Snæfellsjökull GPS Coordinates: 64° 48′ 0″ N, 23° 47′ 0″ W
Gufuskálar in the Snæfellsnes area was once a medieval fishing station from the 15th century to the 20th. The spot where boats landed and fishermen’s huts are still visible. There are several sheds where the fishes were hung up to dry on the nearby lava fields. Trekking around the ruins were relatively easy but watch out for slippery stones in winter.
Location: Gufuskalar archaic site is located not too far from the longwave radio mast in Hellissandur and also Hotel Hellissandur.
Djupalonssandur & Dritvik
Djupalonssandur is a beautiful pebbled beach in the NorthWest of Iceland, not too far from theSnæfellsjökull National Park with a series of lava rock formations around the beach. The waters can rise very quickly in this beach, hence we saw an emergency rescue kit located on a part of the beach. There’s also a lake (frozen when we were there in winter) and scattered shipwreck remains from a famous Epine trawler wreck in the area. This place was a main fisherman landing place in the past.
On the beach were also big stones which visitors can test their strength lifting them just like in the days of the fishing stations. A few different stones indicates your category – Fully Strong (154 kg), Half-Strong (100 kg), Weakling (54 kg) and Bungler (23 kg). Any men who weren’t able to lift above the weakling was apparently deemed unfit to become a fisherman.
Djupalonssandur GPS Coordinates: N64° 45′ 7.253″ W23° 54′ 8.142″

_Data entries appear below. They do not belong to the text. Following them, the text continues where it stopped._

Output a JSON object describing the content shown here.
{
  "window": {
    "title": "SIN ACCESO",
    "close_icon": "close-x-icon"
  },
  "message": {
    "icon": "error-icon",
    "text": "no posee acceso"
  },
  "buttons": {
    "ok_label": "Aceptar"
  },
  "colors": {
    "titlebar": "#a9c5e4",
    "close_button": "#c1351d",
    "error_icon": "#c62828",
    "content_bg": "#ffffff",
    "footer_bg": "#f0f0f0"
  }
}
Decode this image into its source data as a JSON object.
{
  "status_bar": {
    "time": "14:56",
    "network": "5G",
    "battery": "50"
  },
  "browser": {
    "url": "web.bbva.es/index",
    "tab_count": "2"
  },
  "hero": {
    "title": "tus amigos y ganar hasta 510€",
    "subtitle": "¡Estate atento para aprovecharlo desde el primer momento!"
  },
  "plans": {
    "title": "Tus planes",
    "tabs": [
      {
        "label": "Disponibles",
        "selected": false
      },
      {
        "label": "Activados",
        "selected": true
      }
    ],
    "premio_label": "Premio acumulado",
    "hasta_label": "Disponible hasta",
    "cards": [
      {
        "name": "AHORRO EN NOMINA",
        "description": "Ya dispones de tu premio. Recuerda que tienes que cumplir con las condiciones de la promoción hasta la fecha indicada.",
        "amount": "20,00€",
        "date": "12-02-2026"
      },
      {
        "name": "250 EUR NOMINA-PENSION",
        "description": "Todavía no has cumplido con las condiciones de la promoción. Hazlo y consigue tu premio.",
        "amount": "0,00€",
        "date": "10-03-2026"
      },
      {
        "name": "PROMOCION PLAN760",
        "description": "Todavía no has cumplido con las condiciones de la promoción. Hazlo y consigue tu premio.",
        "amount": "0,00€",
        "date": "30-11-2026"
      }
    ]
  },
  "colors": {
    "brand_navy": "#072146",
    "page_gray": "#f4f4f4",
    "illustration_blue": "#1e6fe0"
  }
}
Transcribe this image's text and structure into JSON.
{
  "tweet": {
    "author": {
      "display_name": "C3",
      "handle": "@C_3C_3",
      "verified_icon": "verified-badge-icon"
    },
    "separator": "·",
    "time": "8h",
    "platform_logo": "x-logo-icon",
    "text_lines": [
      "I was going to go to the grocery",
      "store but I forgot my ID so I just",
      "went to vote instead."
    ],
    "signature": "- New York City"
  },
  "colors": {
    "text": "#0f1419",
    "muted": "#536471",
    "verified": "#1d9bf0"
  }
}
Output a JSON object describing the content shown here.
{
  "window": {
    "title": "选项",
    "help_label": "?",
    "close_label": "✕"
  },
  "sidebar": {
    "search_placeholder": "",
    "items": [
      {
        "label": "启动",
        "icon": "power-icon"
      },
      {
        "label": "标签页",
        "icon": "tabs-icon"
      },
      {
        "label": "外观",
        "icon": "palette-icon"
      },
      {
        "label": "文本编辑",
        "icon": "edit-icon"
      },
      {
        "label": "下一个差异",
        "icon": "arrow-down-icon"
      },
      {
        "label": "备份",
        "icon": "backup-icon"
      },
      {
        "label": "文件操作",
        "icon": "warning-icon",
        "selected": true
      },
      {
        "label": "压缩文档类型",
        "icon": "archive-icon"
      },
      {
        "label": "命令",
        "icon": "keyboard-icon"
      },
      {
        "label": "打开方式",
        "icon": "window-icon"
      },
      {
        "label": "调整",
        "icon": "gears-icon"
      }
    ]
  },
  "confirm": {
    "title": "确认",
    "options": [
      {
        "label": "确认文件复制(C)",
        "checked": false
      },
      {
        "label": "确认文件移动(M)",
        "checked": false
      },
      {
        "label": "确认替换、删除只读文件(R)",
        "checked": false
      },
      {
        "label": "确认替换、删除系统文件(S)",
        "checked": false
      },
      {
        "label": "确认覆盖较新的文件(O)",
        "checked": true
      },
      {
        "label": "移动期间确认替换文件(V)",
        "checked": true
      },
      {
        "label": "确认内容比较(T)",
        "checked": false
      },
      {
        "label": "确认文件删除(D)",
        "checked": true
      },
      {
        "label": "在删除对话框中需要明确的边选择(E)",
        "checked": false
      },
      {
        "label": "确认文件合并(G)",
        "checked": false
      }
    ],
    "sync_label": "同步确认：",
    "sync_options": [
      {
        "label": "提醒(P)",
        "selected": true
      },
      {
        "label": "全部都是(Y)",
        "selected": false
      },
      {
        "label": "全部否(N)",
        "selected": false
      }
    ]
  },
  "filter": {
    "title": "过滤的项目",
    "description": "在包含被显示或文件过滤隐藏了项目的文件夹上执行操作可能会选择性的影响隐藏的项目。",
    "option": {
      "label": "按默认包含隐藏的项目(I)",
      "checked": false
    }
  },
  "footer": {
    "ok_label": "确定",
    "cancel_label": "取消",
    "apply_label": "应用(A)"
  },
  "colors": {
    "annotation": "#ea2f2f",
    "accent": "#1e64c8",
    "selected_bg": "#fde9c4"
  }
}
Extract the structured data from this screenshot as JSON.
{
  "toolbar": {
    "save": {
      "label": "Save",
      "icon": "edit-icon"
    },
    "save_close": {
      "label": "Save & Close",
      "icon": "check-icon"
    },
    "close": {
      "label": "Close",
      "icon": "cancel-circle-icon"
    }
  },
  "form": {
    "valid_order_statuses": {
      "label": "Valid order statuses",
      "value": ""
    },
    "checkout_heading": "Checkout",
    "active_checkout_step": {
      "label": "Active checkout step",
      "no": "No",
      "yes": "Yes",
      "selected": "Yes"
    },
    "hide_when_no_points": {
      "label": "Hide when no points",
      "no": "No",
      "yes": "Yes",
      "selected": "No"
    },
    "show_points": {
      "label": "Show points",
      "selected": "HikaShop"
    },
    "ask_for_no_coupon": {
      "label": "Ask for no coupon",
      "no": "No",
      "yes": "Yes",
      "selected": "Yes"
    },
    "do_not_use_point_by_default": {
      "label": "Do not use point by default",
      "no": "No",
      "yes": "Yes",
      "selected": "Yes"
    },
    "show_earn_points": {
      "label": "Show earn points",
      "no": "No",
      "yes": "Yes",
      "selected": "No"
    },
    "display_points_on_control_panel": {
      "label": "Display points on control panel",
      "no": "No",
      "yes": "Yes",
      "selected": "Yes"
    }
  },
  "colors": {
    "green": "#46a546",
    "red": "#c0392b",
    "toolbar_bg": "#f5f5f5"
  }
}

Bárður Snæfellsás is a saga about a half-man, half-troll that threw his nephew into a gorge hence the name of the place was given. This huge stone structure in Arnarstapi was done by sculptor Ragnar Kjartansson. There are a few spots to visit within this area –
Arnarstapi GPS coordinates: N64° 46′ 12.731″ W23° 37′ 16.028″
Other Free Attractions in Iceland
There are plenty of free attractions and spots to stop in Iceland. The country has provided points along your drive to stop for the best views, complete with picnic benches and tables to spend some time at. These spots are also best for photo opportunities on good weather. Driving off-road is illegal in Iceland, though you could find the nearest stopping points and walk towards the place that you saw while driving earlier. Iceland has so much to offer in terms of views and outdoor adventures that you’ll be spoilt for choices whether its free or paid for. These are some of the free options to visit in Iceland, while some are better to spend money on for once in a lifetime experience (which I promise will write about soon).
Leave us a comment on the places that we might have missed out so other visitors can check them out too!